The freedom to learning anything, anytime, anywhere and with absolutely anybody is a gift that today’s online world affords educators. It is a gift which empowers educators to create their own learning opportunities and challenges and enables them to meet up with other like-minded people who have similar interests.
Writing about the process of learning within the safe boundaries of a Personal Learning Network is an opportunity which has been given to me by Education Technology Solutions, an Australian based publication. This, the third in a series of articles I have written for this magazine around the theme of lifelong learning: Develop a Personal Learning Network to inspire lifelong learning in which I describe the nature of PLNs, how to create one and what can be gained from participating in one, has just been published – Issue 67, August/September 2015.
ABSTRACT: Encouraging teachers to become self-starters, who are able to take control of their own learning, design its path and learn based on their own interests and needs should be the aim of all school professional learning programs. Participation in Personal Learning Networks (PLNs) is a resource which can liberate teachers from the confines of traditional learning opportunities such as those offered in staff meetings, curriculum days, workshops and conferences. PLNs in which connections with other learners is a key component is the perfect vehicle to attain this aim. Participation in a PLN is both exhilarating and inspirational and is the essence of lifelong learning!

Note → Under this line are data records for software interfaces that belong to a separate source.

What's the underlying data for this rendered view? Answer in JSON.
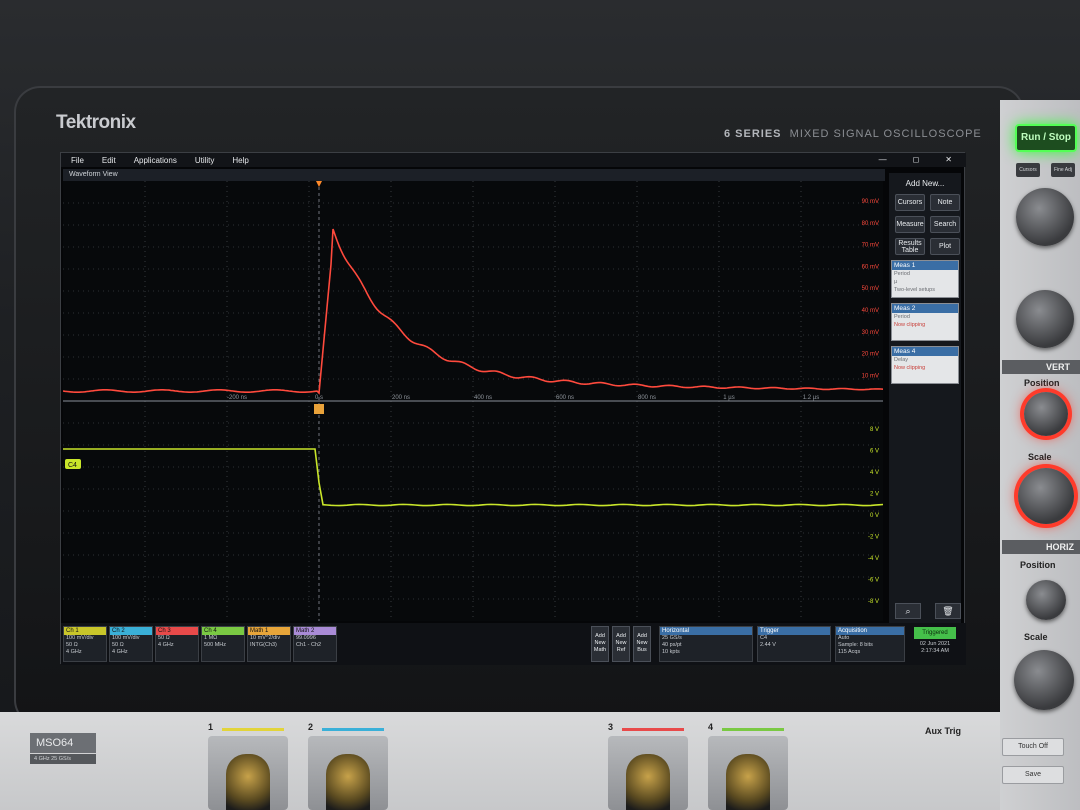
{
  "device": {
    "brand": "Tektronix",
    "series": "6 SERIES",
    "series_desc": "MIXED SIGNAL OSCILLOSCOPE",
    "model": "MSO64",
    "model_sub": "4 GHz  25 GS/s"
  },
  "menu": [
    "File",
    "Edit",
    "Applications",
    "Utility",
    "Help"
  ],
  "window_title": "Waveform View",
  "sidebar": {
    "header": "Add New...",
    "buttons": [
      "Cursors",
      "Note",
      "Measure",
      "Search",
      "Results Table",
      "Plot"
    ],
    "measurements": [
      {
        "title": "Meas 1",
        "lines": [
          "Period",
          "µ",
          "Two-level setups"
        ],
        "color": "#3a6ea5"
      },
      {
        "title": "Meas 2",
        "lines": [
          "Period",
          "",
          "Now clipping"
        ],
        "color": "#3a6ea5"
      },
      {
        "title": "Meas 4",
        "lines": [
          "Delay",
          "",
          "Now clipping"
        ],
        "color": "#3a6ea5"
      }
    ]
  },
  "traces": {
    "upper": {
      "color": "#ff4a3d",
      "y_labels": [
        "90 mV",
        "80 mV",
        "70 mV",
        "60 mV",
        "50 mV",
        "40 mV",
        "30 mV",
        "20 mV",
        "10 mV"
      ],
      "x_labels": [
        "-200 ns",
        "0 s",
        "200 ns",
        "400 ns",
        "600 ns",
        "800 ns",
        "1 µs",
        "1.2 µs"
      ]
    },
    "lower": {
      "color": "#c9e62a",
      "marker": "C4",
      "y_labels": [
        "8 V",
        "6 V",
        "4 V",
        "2 V",
        "0 V",
        "-2 V",
        "-4 V",
        "-6 V",
        "-8 V"
      ]
    }
  },
  "channels": [
    {
      "name": "Ch 1",
      "lines": [
        "100 mV/div",
        "50 Ω",
        "4 GHz"
      ],
      "color": "#c9c62a"
    },
    {
      "name": "Ch 2",
      "lines": [
        "100 mV/div",
        "50 Ω",
        "4 GHz"
      ],
      "color": "#3ab0d8"
    },
    {
      "name": "Ch 3",
      "lines": [
        "",
        "50 Ω",
        "4 GHz"
      ],
      "color": "#e84a4a"
    },
    {
      "name": "Ch 4",
      "lines": [
        "",
        "1 MΩ",
        "500 MHz"
      ],
      "color": "#7ac943"
    },
    {
      "name": "Math 1",
      "lines": [
        "10 mV^2/div",
        "INTG(Ch3)"
      ],
      "color": "#e7a53a"
    },
    {
      "name": "Math 2",
      "lines": [
        "99.0996",
        "Ch1 - Ch2"
      ],
      "color": "#a98bd6"
    }
  ],
  "add_buttons": [
    "Add New Math",
    "Add New Ref",
    "Add New Bus"
  ],
  "horizontal": {
    "title": "Horizontal",
    "lines": [
      "25 GS/s",
      "40 ps/pt",
      "10 kpts"
    ]
  },
  "trigger": {
    "title": "Trigger",
    "lines": [
      "C4",
      "2.44 V"
    ]
  },
  "acquisition": {
    "title": "Acquisition",
    "lines": [
      "Auto",
      "Sample: 8 bits",
      "115 Acqs"
    ]
  },
  "status": "Triggered",
  "datetime": [
    "02 Jun 2021",
    "2:17:34 AM"
  ],
  "controls": {
    "run_stop": "Run / Stop",
    "small_btns": [
      "Cursors",
      "Fine Adj"
    ],
    "vert_title": "VERT",
    "horiz_title": "HORIZ",
    "position": "Position",
    "scale": "Scale",
    "aux_trig": "Aux Trig",
    "touch_off": "Touch Off",
    "save": "Save"
  },
  "channel_numbers": [
    "1",
    "2",
    "3",
    "4"
  ]
}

Also published online on the Educational Technology Solutions website, I’m pleased to also be able to share my article here:

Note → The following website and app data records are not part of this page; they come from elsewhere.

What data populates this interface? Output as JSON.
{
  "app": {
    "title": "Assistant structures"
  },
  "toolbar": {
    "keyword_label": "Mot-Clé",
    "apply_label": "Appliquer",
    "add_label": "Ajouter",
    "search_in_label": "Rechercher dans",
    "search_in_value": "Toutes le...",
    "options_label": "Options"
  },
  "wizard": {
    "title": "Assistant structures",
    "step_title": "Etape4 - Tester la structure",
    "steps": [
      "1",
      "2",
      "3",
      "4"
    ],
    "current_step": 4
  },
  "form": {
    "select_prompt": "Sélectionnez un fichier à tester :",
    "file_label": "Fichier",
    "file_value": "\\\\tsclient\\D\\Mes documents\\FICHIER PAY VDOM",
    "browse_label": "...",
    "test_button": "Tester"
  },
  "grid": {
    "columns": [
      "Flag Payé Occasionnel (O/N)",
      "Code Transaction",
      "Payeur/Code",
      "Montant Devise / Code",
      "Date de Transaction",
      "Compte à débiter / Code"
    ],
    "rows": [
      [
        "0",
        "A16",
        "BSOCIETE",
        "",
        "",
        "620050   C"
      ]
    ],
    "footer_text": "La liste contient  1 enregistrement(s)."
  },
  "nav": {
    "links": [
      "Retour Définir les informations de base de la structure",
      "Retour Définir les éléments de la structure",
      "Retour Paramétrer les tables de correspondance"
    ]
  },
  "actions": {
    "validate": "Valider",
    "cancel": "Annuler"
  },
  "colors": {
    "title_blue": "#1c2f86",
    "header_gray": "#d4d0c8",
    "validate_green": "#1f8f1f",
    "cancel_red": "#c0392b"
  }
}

Encouraging teachers to become lifelong learners should be the aim of each school’s professional learning program. Learning success inspires a sense of achievement, self-satisfaction, increased confidence and motivates continued learning, leaving teachers feeling empowered to set their own agenda and pursue knowledge just for the sake of it.
To motivate this kind of learning, there is perhaps no better resource than that of Personal Learning Networks (PLNs), a resource which can liberate teachers from the confines of traditional learning opportunities such as those offered in staff meetings, curriculum days, workshops and conferences. PLNs, in which connections with other learners is a key component, are both exhilarating and inspirational.